Jessie did not just have a simple family tree going back a few generations. With the help of cousins and a couple of serious family genealogists, Jessie had traced back her family tree to the founding of the United States and beyond. She had also accumulated many dozens of obituaries over the years. Her genealogical records included very distant cousins alive today who all shared ancestors from the 1700s.

One of her ancestors, Daniel Pomeroy, fought in the Revolutionary War. During the Battle of Long Island, he was a Private in Captain Enoch Hart's & Oliver Hanchetts' companies and is said to have saved the life of George Washington. After the battle, George Washington gave his cane to Daniel Pomeroy, which has been handed down to the oldest son in each generation. That ancestor earned Jessie Dibble membership in the DAR, something she cherished throughout her long life.

Another line of ancestors were the Denisons. Jessie's great-grandmother was Candace Denison, who married Ichabod Crippen Dibble. They Denisons were one of the early settlers of Connecticut. The Denison homestead still stands and is open to the public (http://denisonhomestead.org/).

Denison homestead near Mystic, Connecticut

After I entered in the thousands of names from Jessie's records, I started getting on ancestry.com to see if I could find original records and possibly go back even farther.

One of my discoveries, which only took a little bit of searching through existing family trees and published genealogies, was that her part of Denison family included the Starr family, another old New England family, which included within it the Brewster family. William Brewster, one of the leaders of the Pilgrims, is my boys' 11th great-grandfather.

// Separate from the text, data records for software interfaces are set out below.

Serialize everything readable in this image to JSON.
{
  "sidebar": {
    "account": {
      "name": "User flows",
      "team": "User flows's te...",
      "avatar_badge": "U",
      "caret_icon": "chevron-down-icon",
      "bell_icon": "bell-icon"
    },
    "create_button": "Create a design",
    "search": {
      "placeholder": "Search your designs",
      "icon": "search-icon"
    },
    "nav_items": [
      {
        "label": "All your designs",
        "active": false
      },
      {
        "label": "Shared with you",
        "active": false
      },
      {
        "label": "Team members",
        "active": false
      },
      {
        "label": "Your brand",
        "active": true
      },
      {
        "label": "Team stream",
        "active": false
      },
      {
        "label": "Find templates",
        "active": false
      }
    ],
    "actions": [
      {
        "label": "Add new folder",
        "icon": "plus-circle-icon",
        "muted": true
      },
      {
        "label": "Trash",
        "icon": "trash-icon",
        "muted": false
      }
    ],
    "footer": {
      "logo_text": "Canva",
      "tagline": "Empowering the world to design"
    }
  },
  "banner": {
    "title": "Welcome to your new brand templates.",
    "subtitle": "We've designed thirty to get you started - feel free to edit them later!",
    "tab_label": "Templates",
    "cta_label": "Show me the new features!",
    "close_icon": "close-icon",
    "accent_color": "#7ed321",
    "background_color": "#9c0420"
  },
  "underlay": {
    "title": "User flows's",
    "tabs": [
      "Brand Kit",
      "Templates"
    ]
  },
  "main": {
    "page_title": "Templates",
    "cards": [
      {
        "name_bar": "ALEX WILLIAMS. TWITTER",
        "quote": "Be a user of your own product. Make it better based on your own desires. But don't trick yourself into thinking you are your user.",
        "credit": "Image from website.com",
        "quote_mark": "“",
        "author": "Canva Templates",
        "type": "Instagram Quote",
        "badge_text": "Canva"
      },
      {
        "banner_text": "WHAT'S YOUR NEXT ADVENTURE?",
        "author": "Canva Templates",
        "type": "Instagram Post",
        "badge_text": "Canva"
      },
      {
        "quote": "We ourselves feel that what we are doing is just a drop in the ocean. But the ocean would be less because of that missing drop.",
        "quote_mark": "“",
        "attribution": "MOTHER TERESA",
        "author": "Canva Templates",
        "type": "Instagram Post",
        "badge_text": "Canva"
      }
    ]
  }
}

Several other Pilgrims also figure into their family tree.

a likeness of William Brewster

When I was done, I had a family tree for my wife and two boys that went back to the 1500s along several lines, with some tentative branches – twigs really – that could go back to royal families more than 1000 years ago.

Then I looked at my family tree.

I knew the names of my grandparents and half of my great-grandparents. I knew that my dad's family was from Sicily and that my mom's family was half French and half Irish on both of her sides. But little else.

So I set about to fill in my family tree. What started with a little poking around has turned into a serious hobby. 

Full disclosure: These opening blog entries are fakes. By that I mean that I've added dates to them after the fact to try to trace out and preserve the timeline of when I made the discoveries I did. The stories are real. But these aren't really blog posting. Only things posted after around October 1, 2011 are true blog postings. I'm preserving these so that my children can perhaps someday see the work I did and how I discovered the things I've discovered about my side of the family.

I also created a blog because only recently, as I started to seriously research my Italian heritage, did I discover that I may be eligible for Italian citizenship jus sanguinis (by blood). I'll talk about this more in later posts. So part of my interest in putting together this blog was to share my efforts to establish my Italian citizenship with others. Maybe this will all come for naught. We'll see how things turn out.